Dear Doc: I seem to get more migraines in December. Why?
You’re not alone. The holidays could also be called “headache season” because there are lots of migraine triggers around. Here’s why:
Changes in diet. You don’t eat the same way; you don’t drink the same way.
Changes in scents. Holiday candles, plants and wreaths pro- vide smells we don’t typically get the rest of the year.
Disruption in sleep patterns. A lack of sleep can lead to an increase in headaches.
Stress. Some people make it through the holidays headache-free, then get “stress-release headaches.” These are actually caused by relief after the stress is over.
Your Best Defense: Know your triggers and be proactive, whether avoiding certain foods or asking friends not to use scented candles.
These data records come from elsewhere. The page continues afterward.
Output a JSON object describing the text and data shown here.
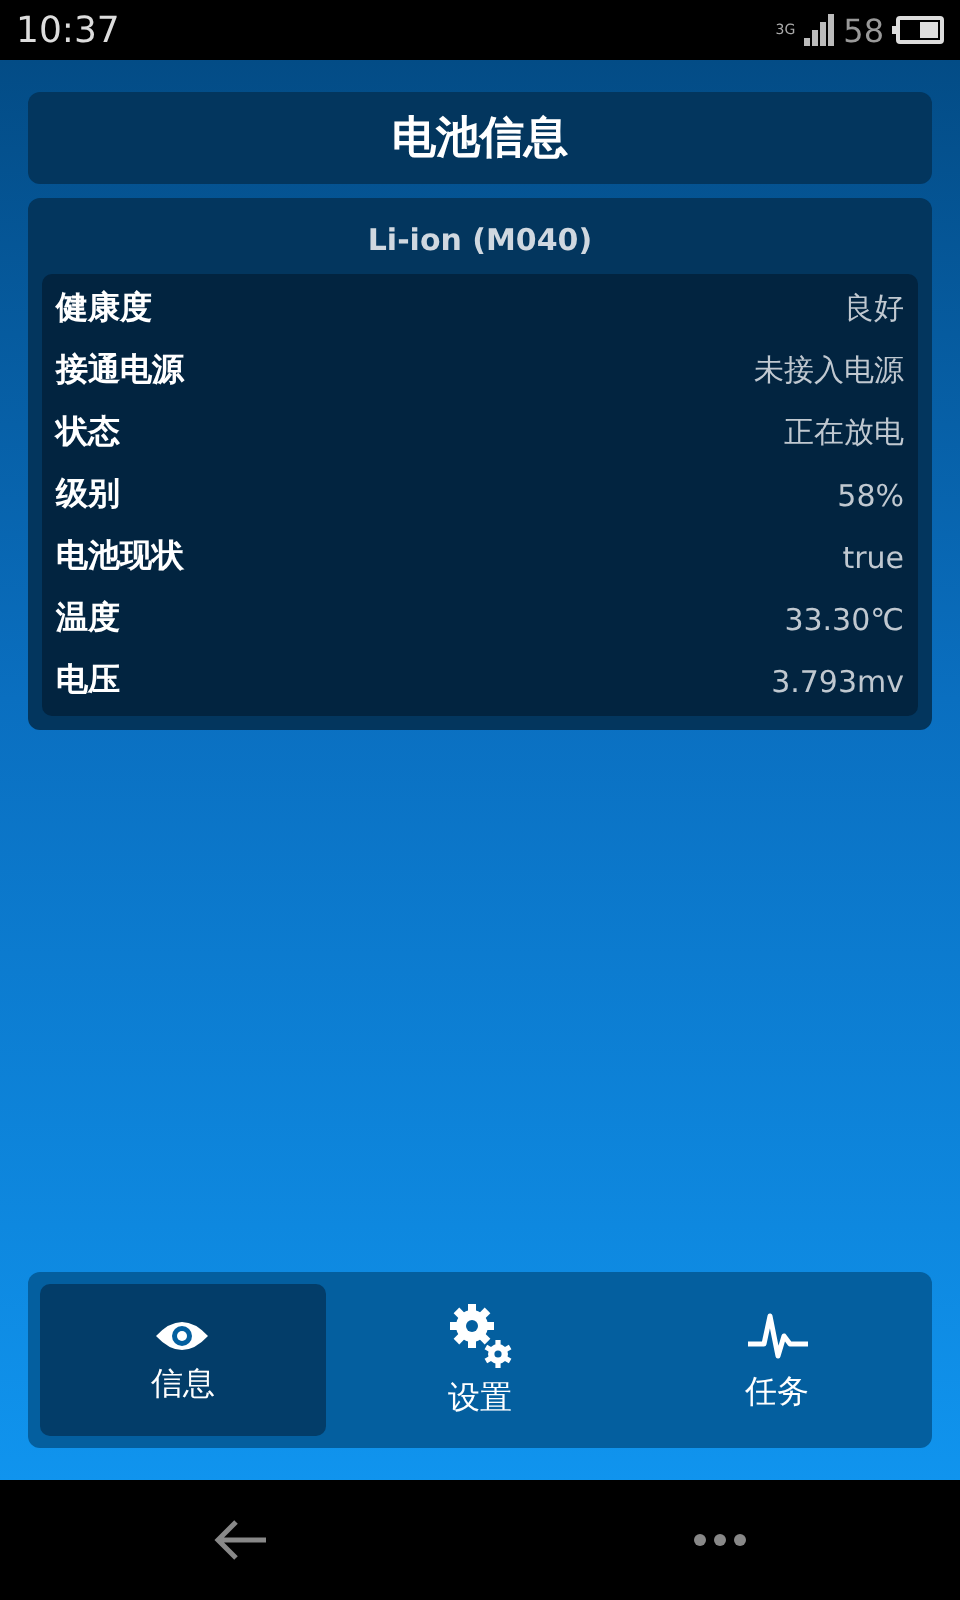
{
  "status_bar": {
    "time": "10:37",
    "network": "3G",
    "battery": "58"
  },
  "title": "电池信息",
  "battery_card": {
    "model": "Li-ion (M040)",
    "rows": [
      {
        "label": "健康度",
        "value": "良好"
      },
      {
        "label": "接通电源",
        "value": "未接入电源"
      },
      {
        "label": "状态",
        "value": "正在放电"
      },
      {
        "label": "级别",
        "value": "58%"
      },
      {
        "label": "电池现状",
        "value": "true"
      },
      {
        "label": "温度",
        "value": "33.30℃"
      },
      {
        "label": "电压",
        "value": "3.793mv"
      }
    ]
  },
  "tabs": [
    {
      "label": "信息",
      "kind": "eye",
      "selected": true
    },
    {
      "label": "设置",
      "kind": "gears",
      "selected": false
    },
    {
      "label": "任务",
      "kind": "pulse",
      "selected": false
    }
  ]
}
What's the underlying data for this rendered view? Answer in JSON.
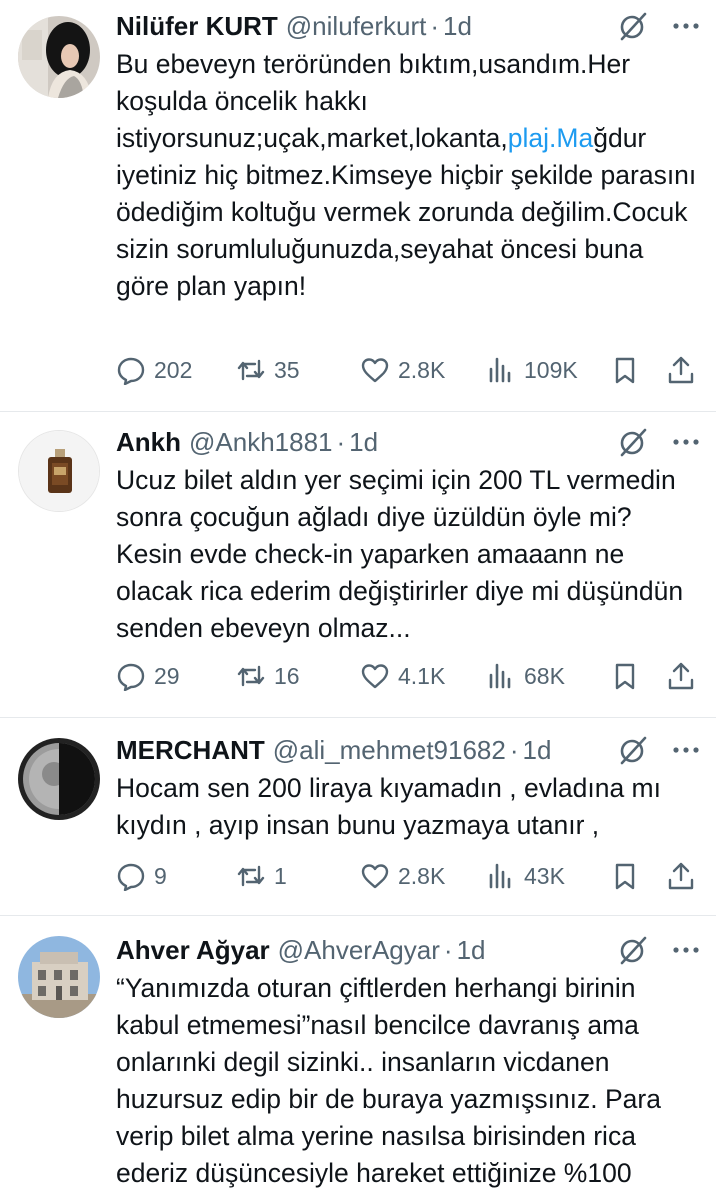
{
  "tweets": [
    {
      "name": "Nilüfer KURT",
      "handle": "@niluferkurt",
      "time": "1d",
      "text_before_link": "Bu ebeveyn teröründen bıktım,usandım.Her koşulda öncelik hakkı istiyorsunuz;uçak,market,lokanta,",
      "link_text": "plaj.Ma",
      "text_after_link": "ğdur iyetiniz hiç bitmez.Kimseye hiçbir şekilde parasını ödediğim koltuğu vermek zorunda değilim.Cocuk sizin sorumluluğunuzda,seyahat öncesi buna göre plan yapın!",
      "replies": "202",
      "retweets": "35",
      "likes": "2.8K",
      "views": "109K"
    },
    {
      "name": "Ankh",
      "handle": "@Ankh1881",
      "time": "1d",
      "text": "Ucuz bilet aldın yer seçimi için 200 TL vermedin sonra çocuğun ağladı diye üzüldün öyle mi? Kesin evde check-in yaparken amaaann ne olacak rica ederim değiştirirler diye mi düşündün senden ebeveyn olmaz...",
      "replies": "29",
      "retweets": "16",
      "likes": "4.1K",
      "views": "68K"
    },
    {
      "name": "MERCHANT",
      "handle": "@ali_mehmet91682",
      "time": "1d",
      "text": "Hocam sen 200 liraya kıyamadın , evladına mı kıydın , ayıp insan bunu yazmaya utanır ,",
      "replies": "9",
      "retweets": "1",
      "likes": "2.8K",
      "views": "43K"
    },
    {
      "name": "Ahver Ağyar",
      "handle": "@AhverAgyar",
      "time": "1d",
      "text": "“Yanımızda oturan çiftlerden herhangi birinin kabul etmemesi”nasıl bencilce davranış ama onlarınki degil sizinki.. insanların vicdanen huzursuz edip bir de buraya yazmışsınız. Para verip bilet alma yerine nasılsa birisinden rica ederiz düşüncesiyle hareket ettiğinize %100"
    }
  ],
  "separator_dot": "·",
  "colors": {
    "text": "#0f1419",
    "secondary": "#536471",
    "link": "#1d9bf0",
    "divider": "#e6e9ec"
  },
  "icons": [
    "grok-icon",
    "more-icon",
    "reply-icon",
    "retweet-icon",
    "like-icon",
    "views-icon",
    "bookmark-icon",
    "share-icon"
  ]
}
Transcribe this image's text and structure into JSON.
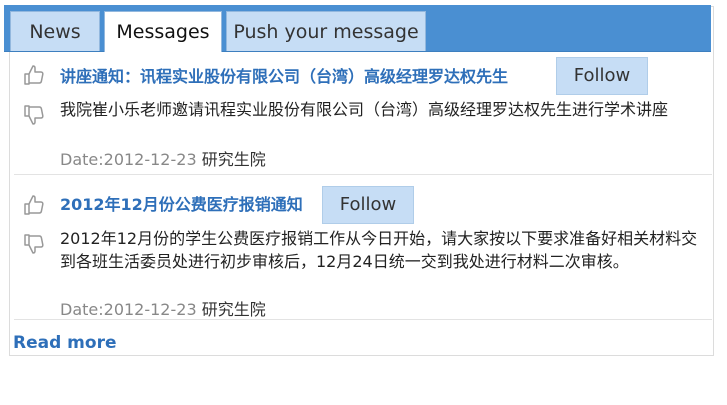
{
  "tabs": {
    "news": "News",
    "messages": "Messages",
    "push": "Push your message"
  },
  "messages": [
    {
      "title": "讲座通知：讯程实业股份有限公司（台湾）高级经理罗达权先生",
      "follow": "Follow",
      "body": "我院崔小乐老师邀请讯程实业股份有限公司（台湾）高级经理罗达权先生进行学术讲座",
      "date": "Date:2012-12-23",
      "source": "研究生院"
    },
    {
      "title": "2012年12月份公费医疗报销通知",
      "follow": "Follow",
      "body": "2012年12月份的学生公费医疗报销工作从今日开始，请大家按以下要求准备好相关材料交到各班生活委员处进行初步审核后，12月24日统一交到我处进行材料二次审核。",
      "date": "Date:2012-12-23",
      "source": "研究生院"
    }
  ],
  "read_more": "Read more",
  "colors": {
    "tabbar": "#4a8fd2",
    "tab": "#c6ddf5",
    "link": "#2e6fb9",
    "muted": "#888888"
  },
  "icons": [
    "thumbs-up-icon",
    "thumbs-down-icon"
  ]
}
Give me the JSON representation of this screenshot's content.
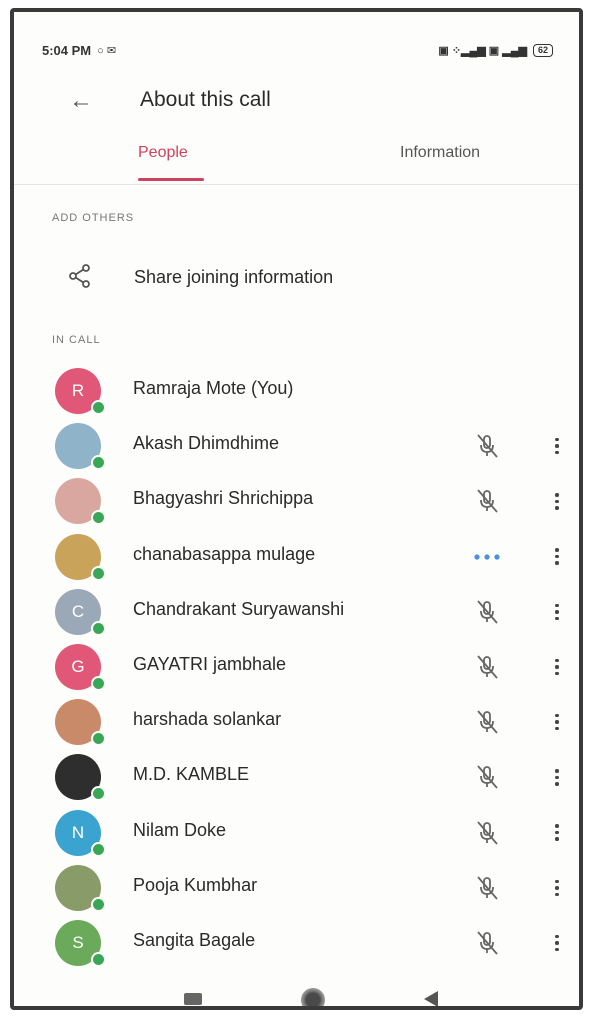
{
  "status_bar": {
    "time": "5:04 PM",
    "left_icons": "○ ✉",
    "right_icons": "▣ ⁘▂▄▆ ▣ ▂▄▆",
    "battery": "62"
  },
  "app_bar": {
    "title": "About this call"
  },
  "tabs": [
    {
      "label": "People"
    },
    {
      "label": "Information"
    }
  ],
  "add_others": {
    "header": "ADD OTHERS",
    "share_label": "Share joining information"
  },
  "in_call": {
    "header": "IN CALL",
    "participants": [
      {
        "name": "Ramraja Mote (You)",
        "initial": "R",
        "avatar_color": "#e05777"
      },
      {
        "name": "Akash Dhimdhime",
        "initial": "",
        "avatar_color": "#8fb3c9"
      },
      {
        "name": "Bhagyashri Shrichippa",
        "initial": "",
        "avatar_color": "#d9a7a0"
      },
      {
        "name": "chanabasappa mulage",
        "initial": "",
        "avatar_color": "#c9a35a"
      },
      {
        "name": "Chandrakant Suryawanshi",
        "initial": "C",
        "avatar_color": "#9aa8b8"
      },
      {
        "name": "GAYATRI jambhale",
        "initial": "G",
        "avatar_color": "#e05777"
      },
      {
        "name": "harshada solankar",
        "initial": "",
        "avatar_color": "#c98a6a"
      },
      {
        "name": "M.D. KAMBLE",
        "initial": "",
        "avatar_color": "#2e2e2e"
      },
      {
        "name": "Nilam Doke",
        "initial": "N",
        "avatar_color": "#3aa3d0"
      },
      {
        "name": "Pooja Kumbhar",
        "initial": "",
        "avatar_color": "#8a9b6a"
      },
      {
        "name": "Sangita Bagale",
        "initial": "S",
        "avatar_color": "#6aaa5a"
      }
    ]
  },
  "colors": {
    "accent": "#d2415e",
    "online": "#3aa757",
    "speaking": "#4a8fe0"
  }
}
—Jennifer S. Kriegler, neurologist at Cleveland Clinic’s Center for Headache and Pain